[DATA SHOWN — start]

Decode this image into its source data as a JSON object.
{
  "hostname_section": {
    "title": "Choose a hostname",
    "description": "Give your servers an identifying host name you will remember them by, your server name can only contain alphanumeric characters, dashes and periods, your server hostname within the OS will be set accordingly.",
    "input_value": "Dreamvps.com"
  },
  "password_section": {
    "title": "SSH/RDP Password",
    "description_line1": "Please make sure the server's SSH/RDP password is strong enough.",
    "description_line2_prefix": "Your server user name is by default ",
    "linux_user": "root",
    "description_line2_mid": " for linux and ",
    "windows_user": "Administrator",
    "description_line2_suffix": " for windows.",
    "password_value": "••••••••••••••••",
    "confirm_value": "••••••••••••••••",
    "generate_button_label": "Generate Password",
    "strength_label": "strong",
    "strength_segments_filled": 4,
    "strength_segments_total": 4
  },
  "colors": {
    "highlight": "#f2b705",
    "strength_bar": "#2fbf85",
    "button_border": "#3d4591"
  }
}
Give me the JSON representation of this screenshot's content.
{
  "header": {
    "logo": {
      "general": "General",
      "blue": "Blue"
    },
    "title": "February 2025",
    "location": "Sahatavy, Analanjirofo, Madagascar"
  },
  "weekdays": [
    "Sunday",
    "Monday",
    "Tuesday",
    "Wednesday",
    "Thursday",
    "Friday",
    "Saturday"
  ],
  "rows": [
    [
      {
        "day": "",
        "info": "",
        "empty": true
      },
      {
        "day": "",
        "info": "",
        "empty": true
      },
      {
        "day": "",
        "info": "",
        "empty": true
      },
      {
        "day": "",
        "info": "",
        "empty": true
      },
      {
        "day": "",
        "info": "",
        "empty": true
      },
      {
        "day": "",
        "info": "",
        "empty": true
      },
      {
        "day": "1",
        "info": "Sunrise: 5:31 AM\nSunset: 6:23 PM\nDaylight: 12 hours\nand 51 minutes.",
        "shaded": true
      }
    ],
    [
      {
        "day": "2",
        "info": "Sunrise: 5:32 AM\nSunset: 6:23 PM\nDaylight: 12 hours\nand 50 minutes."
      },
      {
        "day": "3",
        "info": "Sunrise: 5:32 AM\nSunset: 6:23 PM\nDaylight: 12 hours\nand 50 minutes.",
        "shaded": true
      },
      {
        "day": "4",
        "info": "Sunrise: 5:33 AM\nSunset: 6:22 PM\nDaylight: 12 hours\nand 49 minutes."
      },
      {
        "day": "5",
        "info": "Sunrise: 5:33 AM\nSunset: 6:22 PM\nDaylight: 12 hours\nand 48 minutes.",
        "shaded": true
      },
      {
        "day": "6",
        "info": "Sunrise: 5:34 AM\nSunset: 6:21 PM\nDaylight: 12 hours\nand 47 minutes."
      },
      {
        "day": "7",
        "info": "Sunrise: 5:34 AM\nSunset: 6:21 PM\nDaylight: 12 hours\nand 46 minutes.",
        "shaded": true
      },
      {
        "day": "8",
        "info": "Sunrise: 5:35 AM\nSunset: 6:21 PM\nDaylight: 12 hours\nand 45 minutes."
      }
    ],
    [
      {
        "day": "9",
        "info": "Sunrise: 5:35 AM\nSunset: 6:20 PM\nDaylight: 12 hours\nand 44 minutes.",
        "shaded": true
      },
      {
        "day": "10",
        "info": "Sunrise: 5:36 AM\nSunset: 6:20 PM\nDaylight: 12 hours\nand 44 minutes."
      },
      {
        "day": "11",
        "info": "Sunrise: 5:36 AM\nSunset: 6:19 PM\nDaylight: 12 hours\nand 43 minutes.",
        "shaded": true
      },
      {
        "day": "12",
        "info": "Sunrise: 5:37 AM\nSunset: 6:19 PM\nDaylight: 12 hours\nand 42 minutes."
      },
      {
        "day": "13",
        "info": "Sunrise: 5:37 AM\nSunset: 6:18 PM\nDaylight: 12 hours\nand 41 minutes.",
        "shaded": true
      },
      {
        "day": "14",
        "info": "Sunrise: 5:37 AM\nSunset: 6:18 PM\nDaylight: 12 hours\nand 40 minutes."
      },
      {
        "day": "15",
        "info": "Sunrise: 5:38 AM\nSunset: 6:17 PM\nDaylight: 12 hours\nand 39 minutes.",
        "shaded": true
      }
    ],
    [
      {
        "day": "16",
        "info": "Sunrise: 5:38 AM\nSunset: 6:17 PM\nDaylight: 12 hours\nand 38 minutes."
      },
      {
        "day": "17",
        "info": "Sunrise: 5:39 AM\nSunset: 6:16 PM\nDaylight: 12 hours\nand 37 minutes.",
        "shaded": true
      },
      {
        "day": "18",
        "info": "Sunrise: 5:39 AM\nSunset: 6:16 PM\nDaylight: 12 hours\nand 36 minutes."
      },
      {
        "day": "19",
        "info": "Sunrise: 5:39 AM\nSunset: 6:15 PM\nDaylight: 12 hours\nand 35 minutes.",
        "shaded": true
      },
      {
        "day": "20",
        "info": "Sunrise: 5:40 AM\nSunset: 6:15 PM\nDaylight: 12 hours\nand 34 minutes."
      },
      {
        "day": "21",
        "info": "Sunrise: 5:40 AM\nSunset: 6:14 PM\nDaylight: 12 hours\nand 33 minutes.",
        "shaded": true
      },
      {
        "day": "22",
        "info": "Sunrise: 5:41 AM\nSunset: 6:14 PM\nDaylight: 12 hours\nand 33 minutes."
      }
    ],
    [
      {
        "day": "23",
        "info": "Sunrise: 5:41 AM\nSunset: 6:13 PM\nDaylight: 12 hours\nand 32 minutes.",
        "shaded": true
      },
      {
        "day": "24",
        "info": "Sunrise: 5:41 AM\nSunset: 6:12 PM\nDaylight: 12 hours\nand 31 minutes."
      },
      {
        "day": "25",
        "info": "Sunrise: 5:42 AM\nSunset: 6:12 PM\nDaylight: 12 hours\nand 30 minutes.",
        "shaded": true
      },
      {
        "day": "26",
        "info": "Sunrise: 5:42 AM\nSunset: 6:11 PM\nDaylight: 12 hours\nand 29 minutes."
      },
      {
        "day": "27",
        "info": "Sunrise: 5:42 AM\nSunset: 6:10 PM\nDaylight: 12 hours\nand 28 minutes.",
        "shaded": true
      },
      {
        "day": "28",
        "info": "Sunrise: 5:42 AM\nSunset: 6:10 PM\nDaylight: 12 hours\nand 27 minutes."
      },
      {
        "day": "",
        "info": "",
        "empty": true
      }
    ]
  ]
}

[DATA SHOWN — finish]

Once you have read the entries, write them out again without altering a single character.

SOLUTION TO THE PROBLEM.
Decode this image into its source data as a JSON object.
{
  "hostname_section": {
    "title": "Choose a hostname",
    "description": "Give your servers an identifying host name you will remember them by, your server name can only contain alphanumeric characters, dashes and periods, your server hostname within the OS will be set accordingly.",
    "input_value": "Dreamvps.com"
  },
  "password_section": {
    "title": "SSH/RDP Password",
    "description_line1": "Please make sure the server's SSH/RDP password is strong enough.",
    "description_line2_prefix": "Your server user name is by default ",
    "linux_user": "root",
    "description_line2_mid": " for linux and ",
    "windows_user": "Administrator",
    "description_line2_suffix": " for windows.",
    "password_value": "••••••••••••••••",
    "confirm_value": "••••••••••••••••",
    "generate_button_label": "Generate Password",
    "strength_label": "strong",
    "strength_segments_filled": 4,
    "strength_segments_total": 4
  },
  "colors": {
    "highlight": "#f2b705",
    "strength_bar": "#2fbf85",
    "button_border": "#3d4591"
  }
}
Give me the JSON representation of this screenshot's content.
{
  "header": {
    "logo": {
      "general": "General",
      "blue": "Blue"
    },
    "title": "February 2025",
    "location": "Sahatavy, Analanjirofo, Madagascar"
  },
  "weekdays": [
    "Sunday",
    "Monday",
    "Tuesday",
    "Wednesday",
    "Thursday",
    "Friday",
    "Saturday"
  ],
  "rows": [
    [
      {
        "day": "",
        "info": "",
        "empty": true
      },
      {
        "day": "",
        "info": "",
        "empty": true
      },
      {
        "day": "",
        "info": "",
        "empty": true
      },
      {
        "day": "",
        "info": "",
        "empty": true
      },
      {
        "day": "",
        "info": "",
        "empty": true
      },
      {
        "day": "",
        "info": "",
        "empty": true
      },
      {
        "day": "1",
        "info": "Sunrise: 5:31 AM\nSunset: 6:23 PM\nDaylight: 12 hours\nand 51 minutes.",
        "shaded": true
      }
    ],
    [
      {
        "day": "2",
        "info": "Sunrise: 5:32 AM\nSunset: 6:23 PM\nDaylight: 12 hours\nand 50 minutes."
      },
      {
        "day": "3",
        "info": "Sunrise: 5:32 AM\nSunset: 6:23 PM\nDaylight: 12 hours\nand 50 minutes.",
        "shaded": true
      },
      {
        "day": "4",
        "info": "Sunrise: 5:33 AM\nSunset: 6:22 PM\nDaylight: 12 hours\nand 49 minutes."
      },
      {
        "day": "5",
        "info": "Sunrise: 5:33 AM\nSunset: 6:22 PM\nDaylight: 12 hours\nand 48 minutes.",
        "shaded": true
      },
      {
        "day": "6",
        "info": "Sunrise: 5:34 AM\nSunset: 6:21 PM\nDaylight: 12 hours\nand 47 minutes."
      },
      {
        "day": "7",
        "info": "Sunrise: 5:34 AM\nSunset: 6:21 PM\nDaylight: 12 hours\nand 46 minutes.",
        "shaded": true
      },
      {
        "day": "8",
        "info": "Sunrise: 5:35 AM\nSunset: 6:21 PM\nDaylight: 12 hours\nand 45 minutes."
      }
    ],
    [
      {
        "day": "9",
        "info": "Sunrise: 5:35 AM\nSunset: 6:20 PM\nDaylight: 12 hours\nand 44 minutes.",
        "shaded": true
      },
      {
        "day": "10",
        "info": "Sunrise: 5:36 AM\nSunset: 6:20 PM\nDaylight: 12 hours\nand 44 minutes."
      },
      {
        "day": "11",
        "info": "Sunrise: 5:36 AM\nSunset: 6:19 PM\nDaylight: 12 hours\nand 43 minutes.",
        "shaded": true
      },
      {
        "day": "12",
        "info": "Sunrise: 5:37 AM\nSunset: 6:19 PM\nDaylight: 12 hours\nand 42 minutes."
      },
      {
        "day": "13",
        "info": "Sunrise: 5:37 AM\nSunset: 6:18 PM\nDaylight: 12 hours\nand 41 minutes.",
        "shaded": true
      },
      {
        "day": "14",
        "info": "Sunrise: 5:37 AM\nSunset: 6:18 PM\nDaylight: 12 hours\nand 40 minutes."
      },
      {
        "day": "15",
        "info": "Sunrise: 5:38 AM\nSunset: 6:17 PM\nDaylight: 12 hours\nand 39 minutes.",
        "shaded": true
      }
    ],
    [
      {
        "day": "16",
        "info": "Sunrise: 5:38 AM\nSunset: 6:17 PM\nDaylight: 12 hours\nand 38 minutes."
      },
      {
        "day": "17",
        "info": "Sunrise: 5:39 AM\nSunset: 6:16 PM\nDaylight: 12 hours\nand 37 minutes.",
        "shaded": true
      },
      {
        "day": "18",
        "info": "Sunrise: 5:39 AM\nSunset: 6:16 PM\nDaylight: 12 hours\nand 36 minutes."
      },
      {
        "day": "19",
        "info": "Sunrise: 5:39 AM\nSunset: 6:15 PM\nDaylight: 12 hours\nand 35 minutes.",
        "shaded": true
      },
      {
        "day": "20",
        "info": "Sunrise: 5:40 AM\nSunset: 6:15 PM\nDaylight: 12 hours\nand 34 minutes."
      },
      {
        "day": "21",
        "info": "Sunrise: 5:40 AM\nSunset: 6:14 PM\nDaylight: 12 hours\nand 33 minutes.",
        "shaded": true
      },
      {
        "day": "22",
        "info": "Sunrise: 5:41 AM\nSunset: 6:14 PM\nDaylight: 12 hours\nand 33 minutes."
      }
    ],
    [
      {
        "day": "23",
        "info": "Sunrise: 5:41 AM\nSunset: 6:13 PM\nDaylight: 12 hours\nand 32 minutes.",
        "shaded": true
      },
      {
        "day": "24",
        "info": "Sunrise: 5:41 AM\nSunset: 6:12 PM\nDaylight: 12 hours\nand 31 minutes."
      },
      {
        "day": "25",
        "info": "Sunrise: 5:42 AM\nSunset: 6:12 PM\nDaylight: 12 hours\nand 30 minutes.",
        "shaded": true
      },
      {
        "day": "26",
        "info": "Sunrise: 5:42 AM\nSunset: 6:11 PM\nDaylight: 12 hours\nand 29 minutes."
      },
      {
        "day": "27",
        "info": "Sunrise: 5:42 AM\nSunset: 6:10 PM\nDaylight: 12 hours\nand 28 minutes.",
        "shaded": true
      },
      {
        "day": "28",
        "info": "Sunrise: 5:42 AM\nSunset: 6:10 PM\nDaylight: 12 hours\nand 27 minutes."
      },
      {
        "day": "",
        "info": "",
        "empty": true
      }
    ]
  ]
}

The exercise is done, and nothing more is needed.